It would seem that Assad wants to put Israel on notice that he no longer intends to sit idly by while weapons convoys headed from Syria to the Hezbollah terror group in Lebanon are destroyed by the IDF.
Illustrative: An Israel Air Force airplane F-16 takes off, June 28 2010. (Ofer Zidon/Flash90)
According to Arab-language media reports, the target of the Israeli airstrike — which is said to have occurred near the Lebanese town of Baalbek — was a convoy of trucks carrying “strategic weapons,” a term which Israel has previously used to define advanced missiles and chemical weapons.
In the past, Assad has rarely responded to reported Israeli air and missile strikes on targets deep within Syria.
His apparent growing confidence would appear to come from his recent successes in defeating rebel groups and the Islamic State in the brutal Syrian civil war, thanks largely to massive Russian support.
It is unlikely that there was any Russian involvement in firing the missiles at the Israeli jets. Israel works very hard to coordinate with Moscow to ensure no accidental clashes with the superpower in Syria’s crowded skies.
Prime Minister Benjamin Netanyahu is a frequent visitor to Moscow, most recently last week where he went to press Russian President Vladimir Putin to try and prevent Israel’s arch-foe Iran from filling the vacuum in Syria left by the nearly vanquished Islamic state.
These concerns show that the use of surface-to-air missiles against Israeli fighter planes is only a minor headache for Israel.
A much greater problem for the Jewish state lies with a report published earlier this week in the Kuwaiti newspaper al-Jarida that Iran has established rocket factories in Syria and Lebanon capable of producing long-range missiles.
According to the al-Jarida report, the missile production facilities are built deep underground and are operated by advisers from the Iranian Revolutionary Guard Corps, as well as Lebanese experts trained at the Imam Hossein University in Tehran, a key training institution for IRGC personnel.
The goal of these factories is said to be to produce highly accurate missiles and rockets capable of striking strategic targets in Israel, and if reports leaking out in the Arab-language media are true, then it is safe to say these factories will not be easily destroyed in Israeli airstrikes.
The Iranian missile factories in Syria and Lebanon also correspond with Iran’s desire to establish a naval port in Syria to be leased for 50 years, which would help Iran guarantee its interests in the war-torn nation.

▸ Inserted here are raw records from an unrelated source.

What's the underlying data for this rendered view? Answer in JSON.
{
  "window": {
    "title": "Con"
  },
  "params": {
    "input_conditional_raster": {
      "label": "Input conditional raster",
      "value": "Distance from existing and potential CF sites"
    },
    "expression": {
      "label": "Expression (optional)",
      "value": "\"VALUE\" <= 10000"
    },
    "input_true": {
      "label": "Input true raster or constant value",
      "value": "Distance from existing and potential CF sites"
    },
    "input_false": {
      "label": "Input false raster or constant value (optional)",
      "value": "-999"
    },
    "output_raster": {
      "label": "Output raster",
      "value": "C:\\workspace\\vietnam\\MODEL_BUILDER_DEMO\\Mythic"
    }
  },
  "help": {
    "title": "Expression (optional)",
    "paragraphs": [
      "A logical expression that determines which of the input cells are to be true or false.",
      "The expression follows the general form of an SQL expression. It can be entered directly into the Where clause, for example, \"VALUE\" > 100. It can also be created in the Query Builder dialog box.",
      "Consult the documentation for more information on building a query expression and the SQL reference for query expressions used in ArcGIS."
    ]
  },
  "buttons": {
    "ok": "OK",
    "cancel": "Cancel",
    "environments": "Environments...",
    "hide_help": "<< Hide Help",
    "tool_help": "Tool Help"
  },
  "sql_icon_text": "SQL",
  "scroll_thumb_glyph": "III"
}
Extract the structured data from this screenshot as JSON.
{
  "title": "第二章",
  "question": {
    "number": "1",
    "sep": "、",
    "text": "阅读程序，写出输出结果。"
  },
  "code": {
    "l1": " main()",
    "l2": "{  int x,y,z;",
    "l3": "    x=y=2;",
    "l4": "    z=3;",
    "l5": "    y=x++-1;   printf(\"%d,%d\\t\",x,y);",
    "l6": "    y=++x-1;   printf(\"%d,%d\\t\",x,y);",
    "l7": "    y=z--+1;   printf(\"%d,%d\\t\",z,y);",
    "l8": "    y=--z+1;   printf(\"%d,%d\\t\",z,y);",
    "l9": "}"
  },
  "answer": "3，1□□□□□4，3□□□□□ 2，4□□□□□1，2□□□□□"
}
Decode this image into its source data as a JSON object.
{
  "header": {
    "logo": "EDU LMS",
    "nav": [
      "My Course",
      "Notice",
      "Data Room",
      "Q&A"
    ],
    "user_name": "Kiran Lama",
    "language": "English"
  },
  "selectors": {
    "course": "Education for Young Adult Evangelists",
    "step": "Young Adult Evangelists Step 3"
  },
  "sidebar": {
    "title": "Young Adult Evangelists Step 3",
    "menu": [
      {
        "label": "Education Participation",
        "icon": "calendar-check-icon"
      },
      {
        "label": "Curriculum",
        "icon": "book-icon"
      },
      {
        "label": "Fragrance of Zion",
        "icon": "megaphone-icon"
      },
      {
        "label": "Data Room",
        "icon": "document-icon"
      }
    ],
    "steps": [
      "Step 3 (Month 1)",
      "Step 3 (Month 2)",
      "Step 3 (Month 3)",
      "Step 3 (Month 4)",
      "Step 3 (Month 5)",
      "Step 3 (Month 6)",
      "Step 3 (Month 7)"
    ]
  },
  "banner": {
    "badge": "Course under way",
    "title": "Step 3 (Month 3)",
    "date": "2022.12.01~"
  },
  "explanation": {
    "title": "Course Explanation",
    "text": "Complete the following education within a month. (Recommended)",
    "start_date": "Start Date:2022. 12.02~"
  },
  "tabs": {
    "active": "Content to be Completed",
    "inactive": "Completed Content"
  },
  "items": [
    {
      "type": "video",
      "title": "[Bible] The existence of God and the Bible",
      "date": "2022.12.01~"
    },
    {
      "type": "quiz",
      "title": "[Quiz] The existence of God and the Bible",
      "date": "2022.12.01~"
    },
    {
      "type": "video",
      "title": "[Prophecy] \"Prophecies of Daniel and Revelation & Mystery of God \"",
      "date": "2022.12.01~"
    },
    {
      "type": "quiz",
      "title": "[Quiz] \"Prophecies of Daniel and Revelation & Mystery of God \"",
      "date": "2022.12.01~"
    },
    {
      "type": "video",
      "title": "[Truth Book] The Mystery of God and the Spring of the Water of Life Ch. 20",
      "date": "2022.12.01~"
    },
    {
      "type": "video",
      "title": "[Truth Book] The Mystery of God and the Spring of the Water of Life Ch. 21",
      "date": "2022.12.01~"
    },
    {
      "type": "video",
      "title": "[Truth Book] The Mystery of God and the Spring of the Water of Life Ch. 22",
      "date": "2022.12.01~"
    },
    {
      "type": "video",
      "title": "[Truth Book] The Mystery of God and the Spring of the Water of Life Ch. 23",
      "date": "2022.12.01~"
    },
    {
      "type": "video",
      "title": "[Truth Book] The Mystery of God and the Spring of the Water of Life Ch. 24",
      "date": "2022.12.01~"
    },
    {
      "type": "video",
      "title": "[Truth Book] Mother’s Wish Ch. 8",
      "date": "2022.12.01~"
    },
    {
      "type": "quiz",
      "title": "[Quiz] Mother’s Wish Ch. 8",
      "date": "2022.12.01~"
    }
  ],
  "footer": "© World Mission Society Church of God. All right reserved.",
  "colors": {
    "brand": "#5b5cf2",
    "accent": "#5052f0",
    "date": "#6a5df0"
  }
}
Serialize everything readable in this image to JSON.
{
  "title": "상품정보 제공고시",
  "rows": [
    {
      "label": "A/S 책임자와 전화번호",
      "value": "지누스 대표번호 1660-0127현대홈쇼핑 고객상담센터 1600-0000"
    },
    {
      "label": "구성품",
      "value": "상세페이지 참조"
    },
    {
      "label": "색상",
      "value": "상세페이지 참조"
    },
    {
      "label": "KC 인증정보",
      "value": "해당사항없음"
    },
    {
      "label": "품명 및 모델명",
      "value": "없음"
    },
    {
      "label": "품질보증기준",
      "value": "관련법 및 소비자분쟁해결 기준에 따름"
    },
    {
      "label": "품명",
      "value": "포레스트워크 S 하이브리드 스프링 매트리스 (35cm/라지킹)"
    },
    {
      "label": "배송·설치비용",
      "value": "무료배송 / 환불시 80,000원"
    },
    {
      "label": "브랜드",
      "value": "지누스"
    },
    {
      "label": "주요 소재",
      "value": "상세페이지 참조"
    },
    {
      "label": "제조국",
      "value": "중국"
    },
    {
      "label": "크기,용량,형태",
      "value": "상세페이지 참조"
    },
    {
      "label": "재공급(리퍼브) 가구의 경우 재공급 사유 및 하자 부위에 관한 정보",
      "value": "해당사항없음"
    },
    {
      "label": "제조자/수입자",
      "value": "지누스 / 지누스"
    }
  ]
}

All of this points to a trend that we will likely see much more of in 2017: as the Islamic State terror group gets weaker, the influence of the Islamic Republic of Iran expands and gets stronger